Appeals Court Finds Tenants' Claim of Fraud Insufficient
LVT Number: #32922
Tenants in a J-51 building sued landlord in a class action, claiming rent overcharges and improper deregulation. The court ruled for tenants without trial and found that the legal regulated rents for their apartments would be established using the Rent Stabilization Code's default formula. The court also held in abeyance a determination of other portions of tenants' request for summary judgment pending submission of additional documents. Landlord appealed and won, in part.
The appeals court found that tenants didn't provide sufficient proof to establish, as a matter of law, a fraudulent scheme to deregulate their apartments. So, the portion of their motion seeking summary judgment on various claims should've been denied rather than held in abeyance. The proof that tenants submitted consisted solely of documents including DHCR rent rolls as well as free market leases and renewal leases. There were no tenant affidavits concerning reliance and damages or clearly set out proof of leasing history.

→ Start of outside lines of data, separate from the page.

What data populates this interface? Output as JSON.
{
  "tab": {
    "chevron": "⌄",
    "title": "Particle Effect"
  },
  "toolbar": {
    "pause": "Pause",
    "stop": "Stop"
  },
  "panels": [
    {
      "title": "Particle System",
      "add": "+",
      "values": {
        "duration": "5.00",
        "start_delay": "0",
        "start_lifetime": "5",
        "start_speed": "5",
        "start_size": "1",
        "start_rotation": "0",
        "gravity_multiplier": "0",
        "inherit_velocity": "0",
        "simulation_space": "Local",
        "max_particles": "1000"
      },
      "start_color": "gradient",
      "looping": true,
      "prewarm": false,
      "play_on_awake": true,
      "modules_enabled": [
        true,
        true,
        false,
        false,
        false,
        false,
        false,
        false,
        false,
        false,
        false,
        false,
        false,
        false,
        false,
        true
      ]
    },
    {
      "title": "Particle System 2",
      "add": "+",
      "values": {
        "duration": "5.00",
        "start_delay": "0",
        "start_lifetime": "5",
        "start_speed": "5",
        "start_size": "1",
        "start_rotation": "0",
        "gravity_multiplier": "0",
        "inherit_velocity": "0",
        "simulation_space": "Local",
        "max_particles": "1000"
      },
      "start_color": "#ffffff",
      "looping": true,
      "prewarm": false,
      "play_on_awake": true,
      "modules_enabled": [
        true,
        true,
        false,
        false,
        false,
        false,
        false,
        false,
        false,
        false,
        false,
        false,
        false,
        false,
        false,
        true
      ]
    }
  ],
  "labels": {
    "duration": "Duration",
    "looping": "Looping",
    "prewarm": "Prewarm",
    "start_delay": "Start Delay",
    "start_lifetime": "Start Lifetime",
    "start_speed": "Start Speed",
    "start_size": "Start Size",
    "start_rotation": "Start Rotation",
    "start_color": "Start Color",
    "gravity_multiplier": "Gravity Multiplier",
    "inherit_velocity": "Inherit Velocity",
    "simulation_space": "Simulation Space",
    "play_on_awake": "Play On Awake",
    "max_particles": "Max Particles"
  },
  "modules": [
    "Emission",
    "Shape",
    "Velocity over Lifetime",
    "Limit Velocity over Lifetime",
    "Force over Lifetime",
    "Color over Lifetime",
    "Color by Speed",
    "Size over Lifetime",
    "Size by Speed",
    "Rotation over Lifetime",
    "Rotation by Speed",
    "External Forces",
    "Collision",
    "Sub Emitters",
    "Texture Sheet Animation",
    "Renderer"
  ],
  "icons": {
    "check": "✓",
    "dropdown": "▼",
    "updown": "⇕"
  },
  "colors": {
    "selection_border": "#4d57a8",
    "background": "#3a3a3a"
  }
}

The appeals court explained that, under RSC Section 2522.6(b)(2)(iii), the default formula for establishing the legal regulated rent may be applied where "the base rent is the product of a fraudulent scheme to deregulate the apartment." Because deregulation of apartments often involves misinterpretations of the law rather than willfulness, the fraud exception to the four-year lookback rule is generally inapplicable in the context of J-51 overcharge claims. An increase in rent combined with registration failures, without more, is insufficient to establish a fraudulent scheme to deregulate an apartment as a matter of law.
Thomas v. 560-566 Hudson LLC: Index No. 158854/19, App. No. 590, Case No. 2022-04907 (App. Div. 1 Dept.; 9/14/2023; Kern, JP, Moulton, Mendez, Shulman, Rodriguez, JJ)